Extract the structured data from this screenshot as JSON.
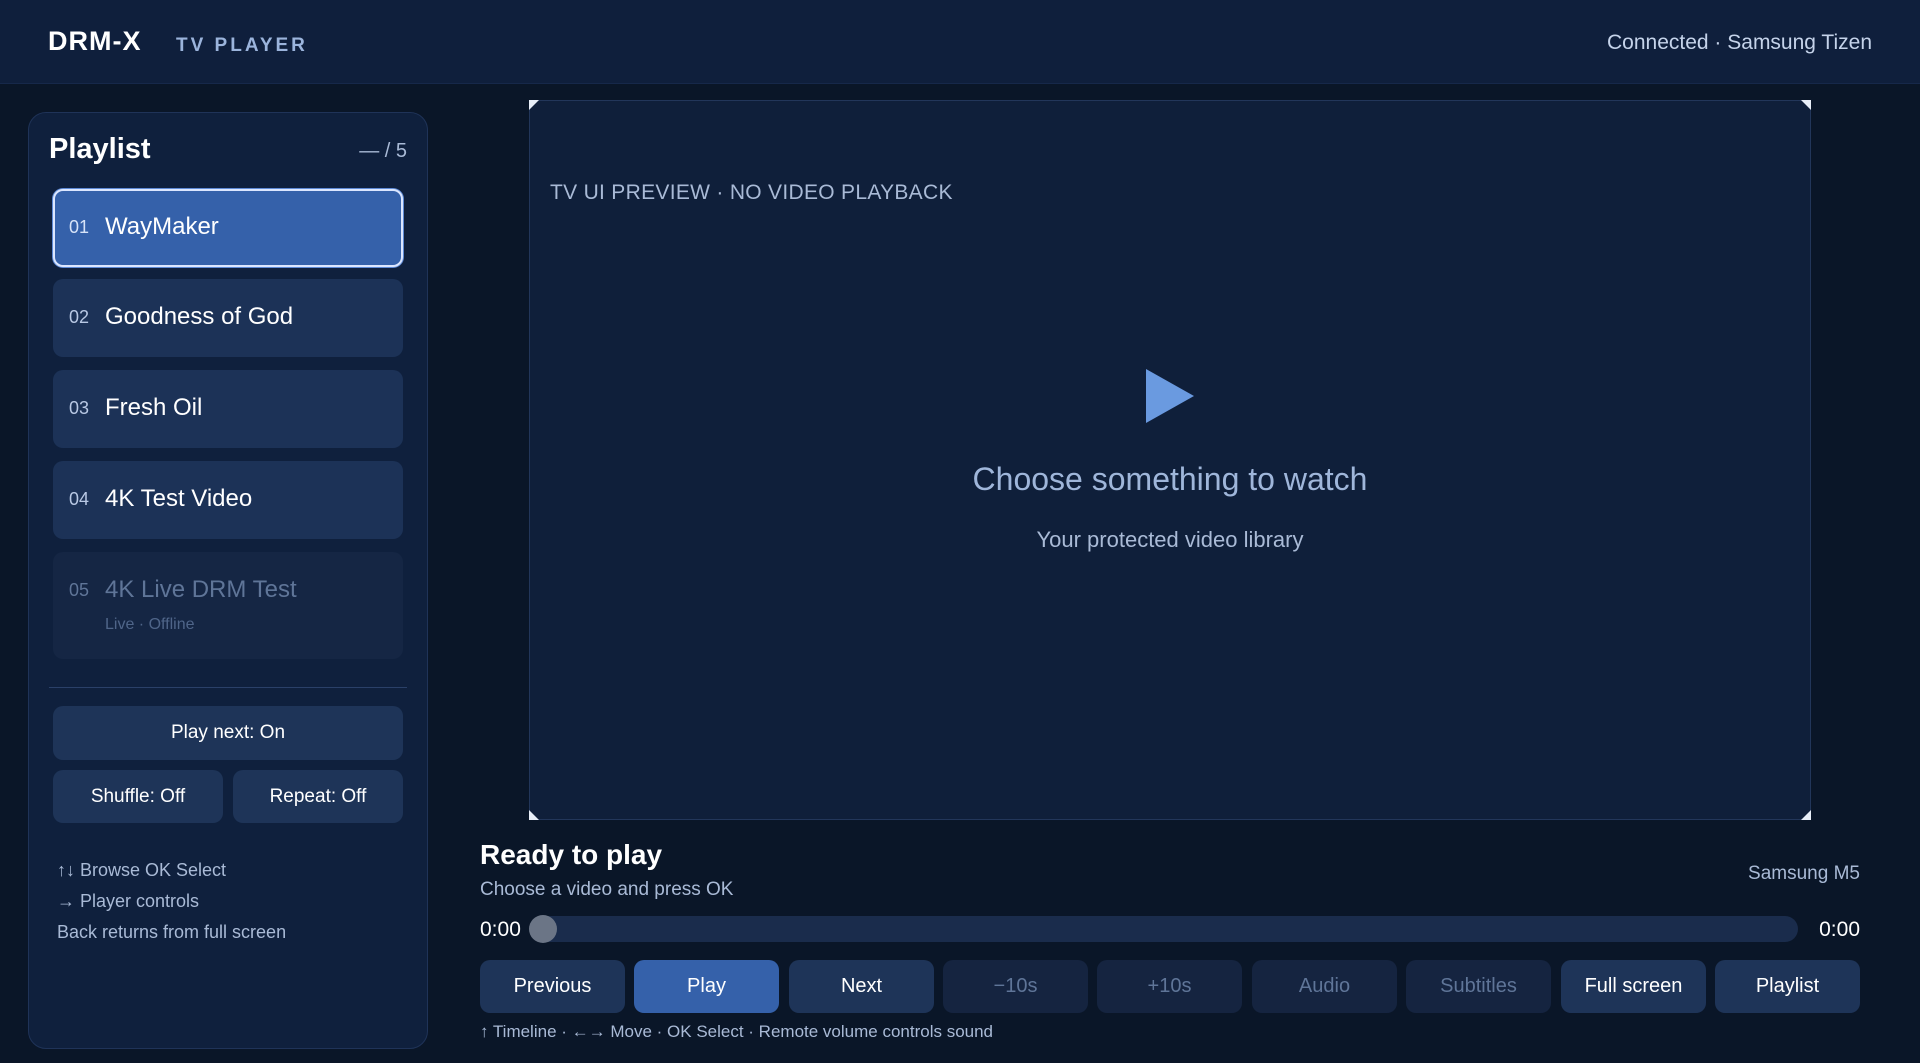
{
  "header": {
    "brand": "DRM-X",
    "subtitle": "TV PLAYER",
    "status": "Connected · Samsung Tizen"
  },
  "sidebar": {
    "title": "Playlist",
    "count": "— / 5",
    "items": [
      {
        "num": "01",
        "name": "WayMaker",
        "state": "active"
      },
      {
        "num": "02",
        "name": "Goodness of God",
        "state": "normal"
      },
      {
        "num": "03",
        "name": "Fresh Oil",
        "state": "normal"
      },
      {
        "num": "04",
        "name": "4K Test Video",
        "state": "normal"
      },
      {
        "num": "05",
        "name": "4K Live DRM Test",
        "sub": "Live · Offline",
        "state": "offline"
      }
    ],
    "play_next": "Play next: On",
    "shuffle": "Shuffle: Off",
    "repeat": "Repeat: Off",
    "hints": [
      "↑↓ Browse   OK Select",
      "→ Player controls",
      "Back returns from full screen"
    ]
  },
  "video": {
    "preview_label": "TV UI PREVIEW · NO VIDEO PLAYBACK",
    "headline": "Choose something to watch",
    "subline": "Your protected video library",
    "play_icon": "play-icon"
  },
  "status": {
    "title": "Ready to play",
    "subtitle": "Choose a video and press OK",
    "device": "Samsung M5",
    "time_current": "0:00",
    "time_total": "0:00",
    "progress": 0
  },
  "controls": [
    {
      "label": "Previous",
      "state": "normal"
    },
    {
      "label": "Play",
      "state": "primary"
    },
    {
      "label": "Next",
      "state": "normal"
    },
    {
      "label": "−10s",
      "state": "disabled"
    },
    {
      "label": "+10s",
      "state": "disabled"
    },
    {
      "label": "Audio",
      "state": "disabled"
    },
    {
      "label": "Subtitles",
      "state": "disabled"
    },
    {
      "label": "Full screen",
      "state": "normal"
    },
    {
      "label": "Playlist",
      "state": "normal"
    }
  ],
  "footer_hint": "↑ Timeline · ←→ Move · OK Select · Remote volume controls sound",
  "colors": {
    "background": "#0a1628",
    "accent": "#3561aa",
    "panel": "#0f203d",
    "button": "#1e3458"
  }
}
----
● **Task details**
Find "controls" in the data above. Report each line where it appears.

● **Worked solution**
      "→ Player controls",
  "controls": [
  "footer_hint": "↑ Timeline · ←→ Move · OK Select · Remote volume controls sound",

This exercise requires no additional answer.